(Data for this exercise)
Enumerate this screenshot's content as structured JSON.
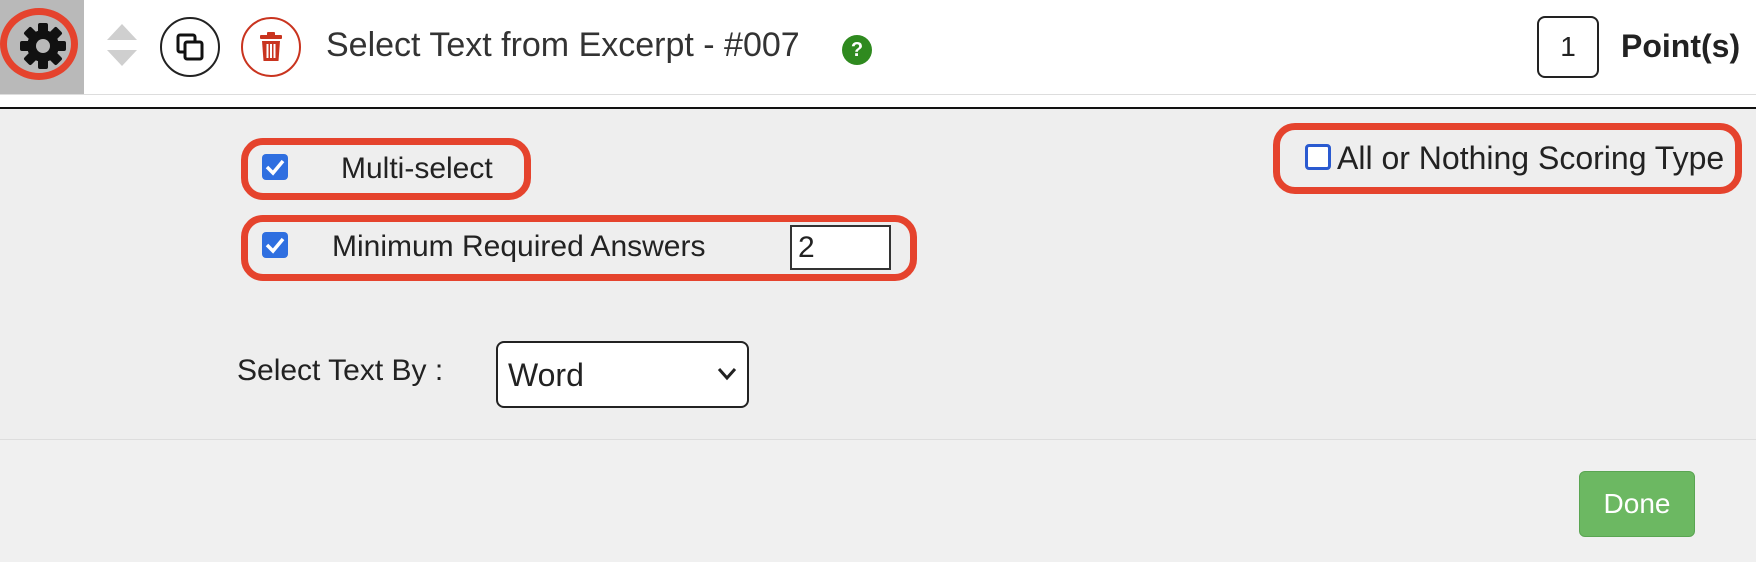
{
  "header": {
    "title": "Select Text from Excerpt - #007",
    "points_value": "1",
    "points_label": "Point(s)"
  },
  "icons": {
    "gear": "gear-icon",
    "sort": "sort-arrows-icon",
    "copy": "copy-icon",
    "delete": "trash-icon",
    "help": "help-icon"
  },
  "options": {
    "multi_select": {
      "label": "Multi-select",
      "checked": true
    },
    "min_required": {
      "label": "Minimum Required Answers",
      "checked": true,
      "value": "2"
    },
    "all_or_nothing": {
      "label": "All or Nothing Scoring Type",
      "checked": false
    },
    "select_by": {
      "label": "Select Text By :",
      "value": "Word"
    }
  },
  "footer": {
    "done_label": "Done"
  },
  "colors": {
    "highlight": "#e5432d",
    "checkbox": "#2f6fe0",
    "done": "#6cb862",
    "help": "#2f8a1f",
    "delete": "#c9341f"
  }
}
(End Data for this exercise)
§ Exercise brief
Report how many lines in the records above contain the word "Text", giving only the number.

§ Task answer
2